Find every line below with the word "JSON" in it, and copy each one.

Items from a dataset
[Start of section]
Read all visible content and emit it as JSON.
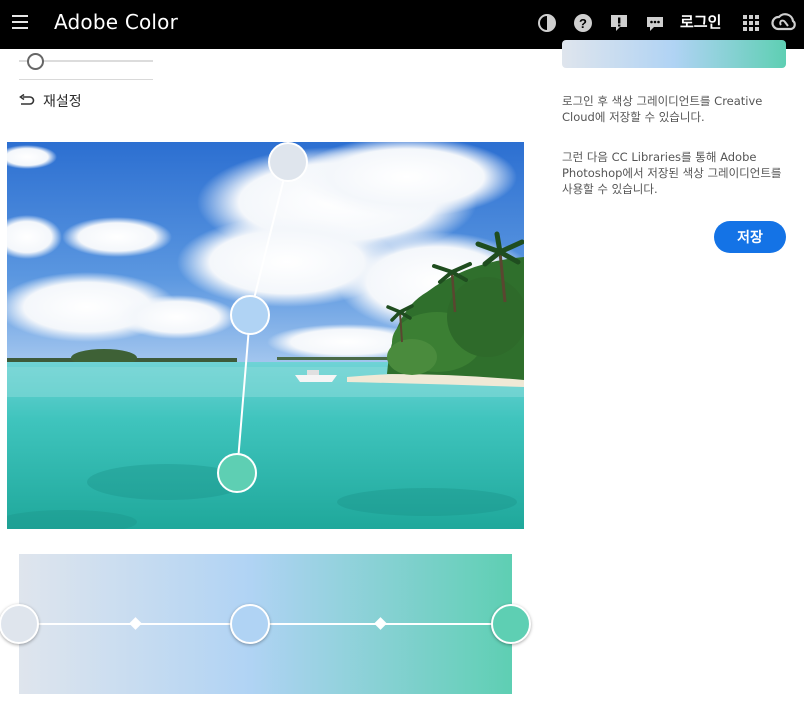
{
  "header": {
    "title": "Adobe Color",
    "login_label": "로그인",
    "icons": [
      "contrast-icon",
      "help-icon",
      "feedback-alert-icon",
      "chat-icon",
      "apps-grid-icon",
      "creative-cloud-icon"
    ]
  },
  "controls": {
    "reset_label": "재설정",
    "slider_value": 0.1
  },
  "photo": {
    "description_icon": "beach-photo",
    "picker_colors": [
      "#dfe5ed",
      "#b0d3f4",
      "#5ecfb3"
    ]
  },
  "gradient": {
    "stops": [
      "#dfe5ed",
      "#b0d3f4",
      "#5ecfb3"
    ],
    "stop_positions_pct": [
      0,
      47,
      100
    ],
    "midpoint_positions_pct": [
      23.5,
      73.5
    ]
  },
  "panel": {
    "info1": "로그인 후 색상 그레이디언트를 Creative Cloud에 저장할 수 있습니다.",
    "info2": "그런 다음 CC Libraries를 통해 Adobe Photoshop에서 저장된 색상 그레이디언트를 사용할 수 있습니다.",
    "save_label": "저장"
  }
}
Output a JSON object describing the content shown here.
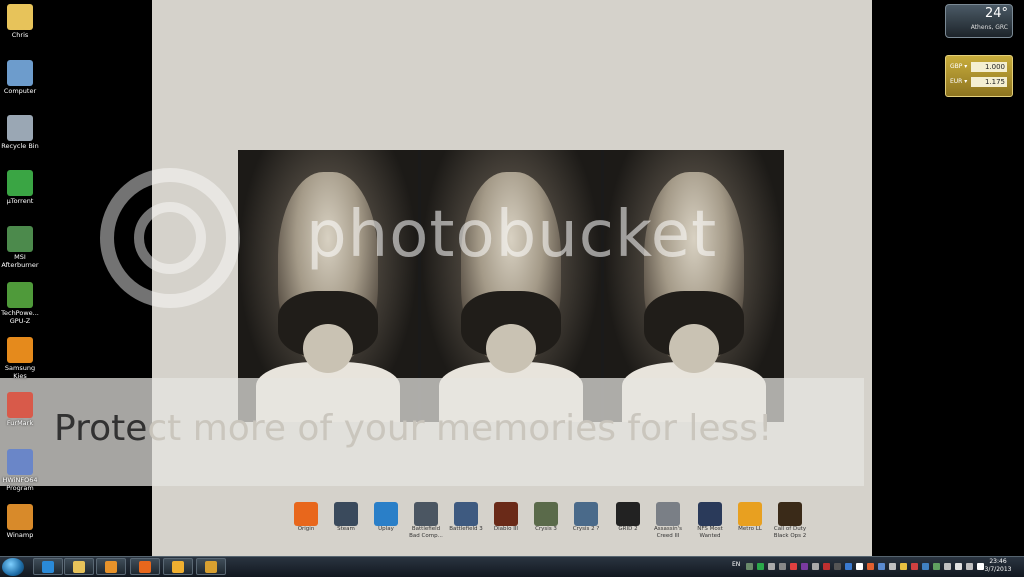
{
  "desktop": {
    "icons": [
      {
        "label": "Chris",
        "icon": "folder-icon",
        "color": "#e7c35a"
      },
      {
        "label": "Computer",
        "icon": "computer-icon",
        "color": "#6d9ccc"
      },
      {
        "label": "Recycle Bin",
        "icon": "recycle-bin-icon",
        "color": "#9aa7b4"
      },
      {
        "label": "µTorrent",
        "icon": "utorrent-icon",
        "color": "#3aa544"
      },
      {
        "label": "MSI Afterburner",
        "icon": "msi-afterburner-icon",
        "color": "#4c8a4c"
      },
      {
        "label": "TechPowe... GPU-Z",
        "icon": "gpu-z-icon",
        "color": "#4f9a3a"
      },
      {
        "label": "Samsung Kies",
        "icon": "samsung-kies-icon",
        "color": "#e58a1c"
      },
      {
        "label": "FurMark",
        "icon": "furmark-icon",
        "color": "#d85a4a"
      },
      {
        "label": "HWiNFO64 Program",
        "icon": "hwinfo-icon",
        "color": "#6a86c8"
      },
      {
        "label": "Winamp",
        "icon": "winamp-icon",
        "color": "#d88a2a"
      }
    ]
  },
  "watermark": {
    "logo_text": "photobucket",
    "protect_prefix": "Prote",
    "protect_rest": "ct more of your memories for less!"
  },
  "gadgets": {
    "weather": {
      "temperature": "24°",
      "city": "Athens, GRC"
    },
    "currency": [
      {
        "code": "GBP ▾",
        "value": "1.000"
      },
      {
        "code": "EUR ▾",
        "value": "1.175"
      }
    ]
  },
  "dock": {
    "items": [
      {
        "label": "Origin",
        "icon": "origin-icon",
        "color": "#e8671c"
      },
      {
        "label": "Steam",
        "icon": "steam-icon",
        "color": "#3a4a5c"
      },
      {
        "label": "Uplay",
        "icon": "uplay-icon",
        "color": "#2a7fc8"
      },
      {
        "label": "Battlefield Bad Comp...",
        "icon": "battlefield-bc-icon",
        "color": "#4b5662"
      },
      {
        "label": "Battlefield 3",
        "icon": "battlefield-3-icon",
        "color": "#3e5a80"
      },
      {
        "label": "Diablo III",
        "icon": "diablo-iii-icon",
        "color": "#6a2a18"
      },
      {
        "label": "Crysis 3",
        "icon": "crysis-3-icon",
        "color": "#5a6a4a"
      },
      {
        "label": "Crysis 2 ?",
        "icon": "crysis-2-icon",
        "color": "#4a6a8a"
      },
      {
        "label": "GRID 2",
        "icon": "grid-2-icon",
        "color": "#222222"
      },
      {
        "label": "Assassin's Creed III",
        "icon": "assassins-creed-icon",
        "color": "#7a7f86"
      },
      {
        "label": "NFS Most Wanted",
        "icon": "nfs-icon",
        "color": "#2a3a5a"
      },
      {
        "label": "Metro LL",
        "icon": "metro-icon",
        "color": "#e8a020"
      },
      {
        "label": "Call of Duty Black Ops 2",
        "icon": "call-of-duty-icon",
        "color": "#3a2a18"
      }
    ]
  },
  "taskbar": {
    "pinned": [
      {
        "name": "internet-explorer-icon",
        "color": "#2a8ad8"
      },
      {
        "name": "explorer-folder-icon",
        "color": "#e7c35a"
      },
      {
        "name": "media-player-icon",
        "color": "#e8932a"
      },
      {
        "name": "firefox-icon",
        "color": "#e8671c"
      },
      {
        "name": "outlook-icon",
        "color": "#f0b030"
      },
      {
        "name": "winamp-taskbar-icon",
        "color": "#d8a030"
      }
    ],
    "language": "EN",
    "tray_colors": [
      "#6a8a6a",
      "#2aa84a",
      "#aaaaaa",
      "#888888",
      "#e04040",
      "#7a3aa0",
      "#aaaaaa",
      "#c03030",
      "#555555",
      "#3a7ad0",
      "#ffffff",
      "#e06030",
      "#5a8ad0",
      "#c0c0c0",
      "#e8c040",
      "#d04040",
      "#4080c0",
      "#60a060",
      "#c0c0c0",
      "#e0e0e0",
      "#c0c0c0",
      "#ffffff"
    ],
    "clock_time": "23:46",
    "clock_date": "3/7/2013"
  }
}
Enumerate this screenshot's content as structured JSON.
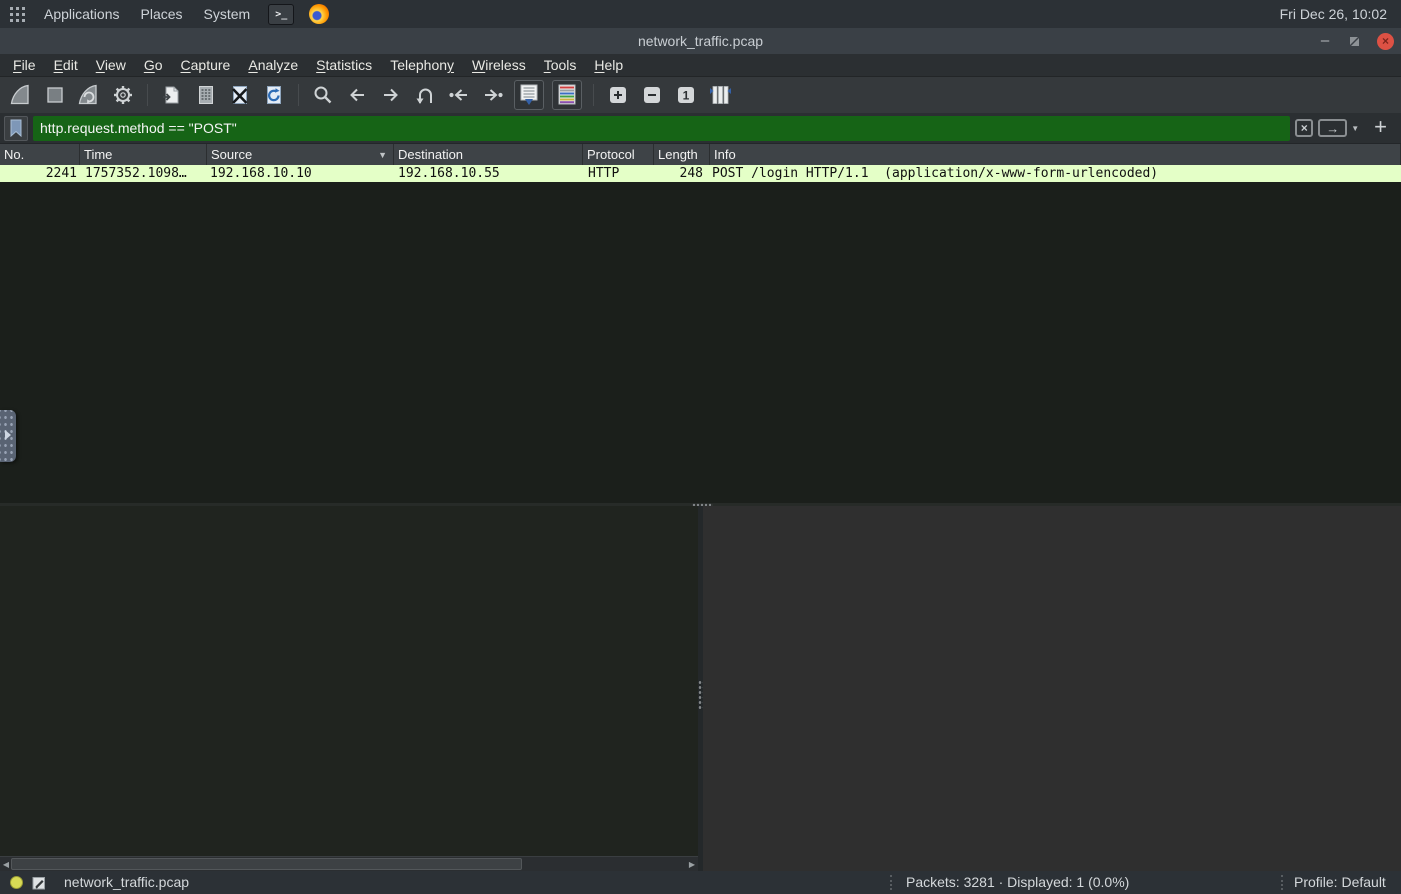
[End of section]
** Expected answer **
Read all visible content and emit it as JSON.
Output a JSON object describing the content shown here.
Enumerate this screenshot's content as structured JSON.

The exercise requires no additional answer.